**AVAILABLE DATA:**
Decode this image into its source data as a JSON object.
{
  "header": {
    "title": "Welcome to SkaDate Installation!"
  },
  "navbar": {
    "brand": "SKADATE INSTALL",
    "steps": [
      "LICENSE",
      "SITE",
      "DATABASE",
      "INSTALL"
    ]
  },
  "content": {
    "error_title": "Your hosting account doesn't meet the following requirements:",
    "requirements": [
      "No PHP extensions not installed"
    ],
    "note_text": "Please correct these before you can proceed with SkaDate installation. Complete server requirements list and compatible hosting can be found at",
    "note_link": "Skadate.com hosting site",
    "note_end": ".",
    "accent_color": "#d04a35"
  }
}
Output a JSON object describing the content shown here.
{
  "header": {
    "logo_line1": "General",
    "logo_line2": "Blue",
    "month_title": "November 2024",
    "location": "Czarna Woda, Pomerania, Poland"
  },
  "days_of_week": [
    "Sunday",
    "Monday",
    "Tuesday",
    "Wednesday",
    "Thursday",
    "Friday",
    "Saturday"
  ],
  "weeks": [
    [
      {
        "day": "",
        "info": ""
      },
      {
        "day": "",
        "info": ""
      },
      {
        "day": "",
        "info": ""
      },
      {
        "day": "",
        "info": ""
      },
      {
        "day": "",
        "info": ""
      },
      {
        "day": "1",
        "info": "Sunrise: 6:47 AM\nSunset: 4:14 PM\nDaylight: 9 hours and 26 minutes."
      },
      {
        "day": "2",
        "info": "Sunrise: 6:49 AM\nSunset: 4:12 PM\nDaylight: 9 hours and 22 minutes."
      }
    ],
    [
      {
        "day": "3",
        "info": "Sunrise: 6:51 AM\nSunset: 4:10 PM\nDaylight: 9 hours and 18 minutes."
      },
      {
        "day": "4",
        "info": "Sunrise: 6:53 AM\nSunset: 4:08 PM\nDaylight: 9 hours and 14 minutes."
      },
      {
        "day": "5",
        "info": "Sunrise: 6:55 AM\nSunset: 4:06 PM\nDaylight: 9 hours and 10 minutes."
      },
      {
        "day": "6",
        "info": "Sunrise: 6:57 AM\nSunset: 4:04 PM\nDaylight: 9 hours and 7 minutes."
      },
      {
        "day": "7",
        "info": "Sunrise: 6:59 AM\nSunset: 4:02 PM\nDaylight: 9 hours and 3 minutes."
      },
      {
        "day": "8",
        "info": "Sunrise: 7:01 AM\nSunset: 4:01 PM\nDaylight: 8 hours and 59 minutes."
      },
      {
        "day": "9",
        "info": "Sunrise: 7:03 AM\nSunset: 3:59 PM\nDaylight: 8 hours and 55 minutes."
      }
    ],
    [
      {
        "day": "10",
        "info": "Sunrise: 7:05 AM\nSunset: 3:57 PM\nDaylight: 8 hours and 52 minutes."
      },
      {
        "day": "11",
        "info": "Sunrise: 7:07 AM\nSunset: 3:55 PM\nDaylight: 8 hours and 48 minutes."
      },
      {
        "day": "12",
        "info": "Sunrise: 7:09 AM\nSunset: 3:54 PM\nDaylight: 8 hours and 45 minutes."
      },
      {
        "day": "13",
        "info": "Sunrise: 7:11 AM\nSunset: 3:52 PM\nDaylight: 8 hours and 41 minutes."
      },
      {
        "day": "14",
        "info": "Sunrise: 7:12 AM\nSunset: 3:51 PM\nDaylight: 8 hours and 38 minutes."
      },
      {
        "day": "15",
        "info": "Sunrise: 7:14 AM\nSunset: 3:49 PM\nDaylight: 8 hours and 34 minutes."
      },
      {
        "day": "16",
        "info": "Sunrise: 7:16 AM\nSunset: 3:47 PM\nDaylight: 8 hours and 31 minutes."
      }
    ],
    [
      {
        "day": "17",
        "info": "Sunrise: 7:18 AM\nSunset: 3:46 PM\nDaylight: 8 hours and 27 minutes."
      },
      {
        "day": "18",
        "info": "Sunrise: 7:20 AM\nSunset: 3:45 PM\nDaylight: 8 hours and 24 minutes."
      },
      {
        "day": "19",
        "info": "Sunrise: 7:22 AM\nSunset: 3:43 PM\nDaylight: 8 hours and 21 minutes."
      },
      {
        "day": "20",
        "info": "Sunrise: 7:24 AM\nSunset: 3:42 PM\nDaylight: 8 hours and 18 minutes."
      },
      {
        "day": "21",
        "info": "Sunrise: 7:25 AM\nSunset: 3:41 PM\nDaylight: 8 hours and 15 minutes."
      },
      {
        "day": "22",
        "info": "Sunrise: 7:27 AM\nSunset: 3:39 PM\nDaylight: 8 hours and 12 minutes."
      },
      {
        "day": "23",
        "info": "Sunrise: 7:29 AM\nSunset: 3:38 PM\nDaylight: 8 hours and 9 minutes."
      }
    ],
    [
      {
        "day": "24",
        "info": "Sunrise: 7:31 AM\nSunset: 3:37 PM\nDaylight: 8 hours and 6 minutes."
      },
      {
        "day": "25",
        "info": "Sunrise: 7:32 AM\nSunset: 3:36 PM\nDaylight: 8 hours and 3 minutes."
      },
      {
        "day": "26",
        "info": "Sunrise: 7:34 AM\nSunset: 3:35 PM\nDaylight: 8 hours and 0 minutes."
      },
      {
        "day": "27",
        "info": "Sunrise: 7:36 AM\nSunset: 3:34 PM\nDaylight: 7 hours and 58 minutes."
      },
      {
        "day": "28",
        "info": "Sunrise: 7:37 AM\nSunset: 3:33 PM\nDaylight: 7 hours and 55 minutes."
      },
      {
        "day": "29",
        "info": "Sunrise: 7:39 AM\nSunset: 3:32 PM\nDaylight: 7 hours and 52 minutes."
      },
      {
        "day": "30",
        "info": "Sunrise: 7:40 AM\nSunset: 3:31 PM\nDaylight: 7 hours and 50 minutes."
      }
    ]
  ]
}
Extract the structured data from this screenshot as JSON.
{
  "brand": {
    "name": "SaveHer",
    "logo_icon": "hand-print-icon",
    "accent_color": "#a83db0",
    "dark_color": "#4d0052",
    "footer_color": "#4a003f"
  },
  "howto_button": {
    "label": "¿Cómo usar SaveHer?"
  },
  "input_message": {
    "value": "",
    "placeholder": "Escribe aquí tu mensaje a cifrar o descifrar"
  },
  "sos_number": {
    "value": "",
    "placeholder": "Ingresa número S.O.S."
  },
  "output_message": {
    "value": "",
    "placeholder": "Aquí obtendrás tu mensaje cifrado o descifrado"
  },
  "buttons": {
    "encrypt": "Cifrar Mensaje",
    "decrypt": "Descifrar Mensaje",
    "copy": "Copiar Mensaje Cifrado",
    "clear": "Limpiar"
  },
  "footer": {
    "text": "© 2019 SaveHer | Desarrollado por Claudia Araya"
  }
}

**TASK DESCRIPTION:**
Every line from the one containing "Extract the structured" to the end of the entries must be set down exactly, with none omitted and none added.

**SOLUTION TO THE EXERCISE:**
Extract the structured data from this screenshot as JSON.
{
  "brand": {
    "name": "SaveHer",
    "logo_icon": "hand-print-icon",
    "accent_color": "#a83db0",
    "dark_color": "#4d0052",
    "footer_color": "#4a003f"
  },
  "howto_button": {
    "label": "¿Cómo usar SaveHer?"
  },
  "input_message": {
    "value": "",
    "placeholder": "Escribe aquí tu mensaje a cifrar o descifrar"
  },
  "sos_number": {
    "value": "",
    "placeholder": "Ingresa número S.O.S."
  },
  "output_message": {
    "value": "",
    "placeholder": "Aquí obtendrás tu mensaje cifrado o descifrado"
  },
  "buttons": {
    "encrypt": "Cifrar Mensaje",
    "decrypt": "Descifrar Mensaje",
    "copy": "Copiar Mensaje Cifrado",
    "clear": "Limpiar"
  },
  "footer": {
    "text": "© 2019 SaveHer | Desarrollado por Claudia Araya"
  }
}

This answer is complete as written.